Rethinking Education: Beyond the Classroom

Raby Gueye
2 min readJan 24, 2024


On this Day of Education, let’s embark on a reflective journey to question our conventional notions of being educated. Are the children in rural villages, who have never stepped foot in a school but possess the profound ability to cultivate their own food, expertly fish, and identify every creature in their surroundings, any less educated compared to their urban counterparts who can recite times tables and write essays?

1. The Wisdom of the Land: Beyond Classroom Boundaries

True education extends beyond the confines of a classroom. It’s not just about academic achievements but about a holistic understanding of the world. Imagine the child in a rural village, their hands in the soil, learning the intricate dance of seasons, and cultivating crops. This is not just knowledge; it’s a deep connection to the land and a sustainable way of life.

2. Self-Sufficiency and Practical Skills: Life’s Essential Lessons

Education isn’t solely about mastering theoretical concepts; it’s about cultivating self-sufficiency and practical skills. Picture the rural child confidently casting a fishing net into the river, a skill that sustains them and their community. This is education in survival, independence, and a profound respect for the resources that nurture them.

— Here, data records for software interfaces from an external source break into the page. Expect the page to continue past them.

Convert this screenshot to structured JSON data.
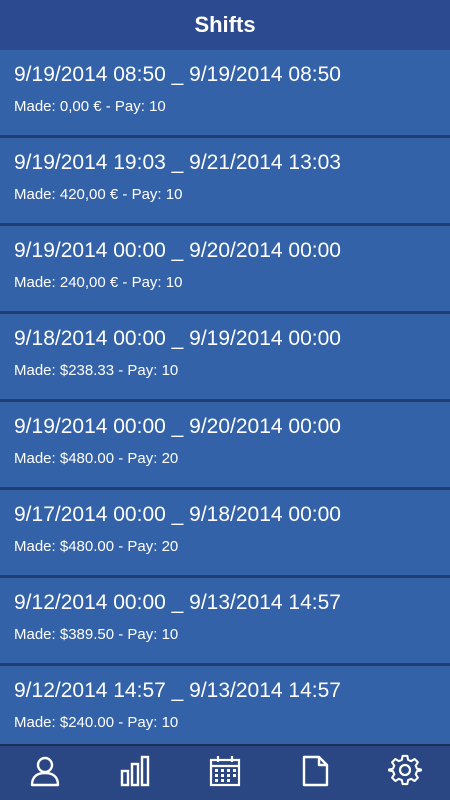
{
  "header": {
    "title": "Shifts"
  },
  "shifts": [
    {
      "dates": "9/19/2014 08:50 _ 9/19/2014 08:50",
      "meta": "Made: 0,00 € - Pay: 10"
    },
    {
      "dates": "9/19/2014 19:03 _ 9/21/2014 13:03",
      "meta": "Made: 420,00 € - Pay: 10"
    },
    {
      "dates": "9/19/2014 00:00 _ 9/20/2014 00:00",
      "meta": "Made: 240,00 € - Pay: 10"
    },
    {
      "dates": "9/18/2014 00:00 _ 9/19/2014 00:00",
      "meta": "Made: $238.33 - Pay: 10"
    },
    {
      "dates": "9/19/2014 00:00 _ 9/20/2014 00:00",
      "meta": "Made: $480.00 - Pay: 20"
    },
    {
      "dates": "9/17/2014 00:00 _ 9/18/2014 00:00",
      "meta": "Made: $480.00 - Pay: 20"
    },
    {
      "dates": "9/12/2014 00:00 _ 9/13/2014 14:57",
      "meta": "Made: $389.50 - Pay: 10"
    },
    {
      "dates": "9/12/2014 14:57 _ 9/13/2014 14:57",
      "meta": "Made: $240.00 - Pay: 10"
    }
  ],
  "tabbar": {
    "tabs": [
      {
        "icon": "person-icon"
      },
      {
        "icon": "bar-chart-icon"
      },
      {
        "icon": "calendar-icon"
      },
      {
        "icon": "document-icon"
      },
      {
        "icon": "gear-icon"
      }
    ]
  },
  "colors": {
    "header_bg": "#2c4a8f",
    "row_bg": "#3362a8",
    "divider": "#1f3f73",
    "tabbar_bg": "#2a4784",
    "text": "#ffffff"
  }
}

3. Moving Beyond Standardized Metrics: Real Learning vs. Test Scores

Standardized metrics often fall short in capturing the essence of true education. The urban child excelling in academic tests is undoubtedly educated, but what about the practical, hands-on wisdom of the rural child? While the former is measured by scores, the latter’s education is measured by their ability to navigate and thrive in the real world.

4. Contextual Knowledge: Understanding the World Around Us

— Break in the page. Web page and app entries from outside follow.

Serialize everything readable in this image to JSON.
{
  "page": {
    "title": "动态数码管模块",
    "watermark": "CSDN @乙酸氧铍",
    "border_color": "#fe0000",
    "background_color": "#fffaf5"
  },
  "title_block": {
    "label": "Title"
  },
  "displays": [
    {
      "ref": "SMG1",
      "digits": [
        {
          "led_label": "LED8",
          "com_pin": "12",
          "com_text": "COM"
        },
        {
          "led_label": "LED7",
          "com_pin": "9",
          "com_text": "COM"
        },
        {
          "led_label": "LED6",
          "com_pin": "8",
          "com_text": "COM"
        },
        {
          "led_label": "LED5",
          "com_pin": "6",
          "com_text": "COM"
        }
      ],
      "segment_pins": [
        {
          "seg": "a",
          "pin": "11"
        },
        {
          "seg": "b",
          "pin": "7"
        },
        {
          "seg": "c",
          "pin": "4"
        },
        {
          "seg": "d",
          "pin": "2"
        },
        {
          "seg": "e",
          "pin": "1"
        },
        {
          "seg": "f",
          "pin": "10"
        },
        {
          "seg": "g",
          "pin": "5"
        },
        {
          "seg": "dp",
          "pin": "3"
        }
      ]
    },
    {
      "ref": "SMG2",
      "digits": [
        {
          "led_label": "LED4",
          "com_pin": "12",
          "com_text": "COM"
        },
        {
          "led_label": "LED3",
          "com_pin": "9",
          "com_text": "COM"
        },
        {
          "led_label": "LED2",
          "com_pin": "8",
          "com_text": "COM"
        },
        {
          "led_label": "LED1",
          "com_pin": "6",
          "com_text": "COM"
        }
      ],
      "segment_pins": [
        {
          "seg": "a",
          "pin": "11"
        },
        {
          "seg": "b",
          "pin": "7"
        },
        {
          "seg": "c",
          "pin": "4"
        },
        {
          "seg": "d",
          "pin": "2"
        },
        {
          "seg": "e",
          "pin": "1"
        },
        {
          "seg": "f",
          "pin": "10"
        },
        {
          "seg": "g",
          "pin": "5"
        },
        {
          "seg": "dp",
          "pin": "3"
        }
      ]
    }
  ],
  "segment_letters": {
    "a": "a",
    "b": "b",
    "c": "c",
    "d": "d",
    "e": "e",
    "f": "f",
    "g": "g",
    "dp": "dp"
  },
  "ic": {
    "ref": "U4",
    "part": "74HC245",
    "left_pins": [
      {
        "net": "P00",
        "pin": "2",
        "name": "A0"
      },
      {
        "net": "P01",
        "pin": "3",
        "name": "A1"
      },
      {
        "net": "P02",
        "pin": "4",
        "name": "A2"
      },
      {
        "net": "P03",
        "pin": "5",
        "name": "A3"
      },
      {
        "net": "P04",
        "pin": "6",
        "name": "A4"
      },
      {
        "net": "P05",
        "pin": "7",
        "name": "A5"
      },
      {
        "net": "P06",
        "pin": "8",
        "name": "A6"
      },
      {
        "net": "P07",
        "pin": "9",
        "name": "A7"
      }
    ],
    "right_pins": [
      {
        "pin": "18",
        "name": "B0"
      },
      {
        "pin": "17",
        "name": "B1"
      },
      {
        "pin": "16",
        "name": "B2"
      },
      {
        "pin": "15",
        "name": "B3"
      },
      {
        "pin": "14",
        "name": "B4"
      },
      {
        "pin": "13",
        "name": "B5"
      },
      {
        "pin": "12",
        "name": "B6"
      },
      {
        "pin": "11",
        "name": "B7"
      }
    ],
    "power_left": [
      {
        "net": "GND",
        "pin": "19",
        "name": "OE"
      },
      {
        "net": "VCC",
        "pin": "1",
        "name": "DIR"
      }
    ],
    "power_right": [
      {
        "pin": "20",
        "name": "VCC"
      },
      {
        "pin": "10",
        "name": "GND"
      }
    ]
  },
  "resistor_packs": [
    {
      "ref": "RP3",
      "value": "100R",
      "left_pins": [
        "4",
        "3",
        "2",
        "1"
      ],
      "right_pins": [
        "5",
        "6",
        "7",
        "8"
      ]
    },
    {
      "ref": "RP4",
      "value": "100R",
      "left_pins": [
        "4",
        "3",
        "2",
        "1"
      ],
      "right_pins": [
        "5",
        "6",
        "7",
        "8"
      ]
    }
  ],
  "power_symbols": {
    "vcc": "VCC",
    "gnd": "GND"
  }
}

Education should be a reflection of the environment in which a child grows. The rural child’s knowledge of agriculture and wildlife isn’t abstract; it’s deeply rooted in their surroundings. In contrast, the urban child’s proficiency in a structured curriculum might lack the real-world context that shapes a comprehensive understanding of the world.

5. Holistic Learning: Celebrating Diversity in Knowledge

Let’s champion a holistic approach that appreciates diverse forms of knowledge. Both the rural and urban child bring unique strengths to the table. The rural child’s expertise in sustainable practices and environmental awareness complements the urban child’s formal education. Together, they create a more comprehensive and robust foundation for future generations.

On this Day of Education, let’s challenge ourselves to redefine what it truly means to be educated. It’s not an either-or scenario; it’s an inclusive celebration of knowledge in all its forms. Whether in a classroom or a rural field, education should empower individuals to understand, adapt, and thrive in their unique environments. Here’s to a future where education transcends boundaries, embracing the wealth of wisdom that diverse experiences bring.



Raby Gueye

Mom. Educator. Social Entrepreneur who enjoys writing. #TeachForSenegal #decolonizeeducation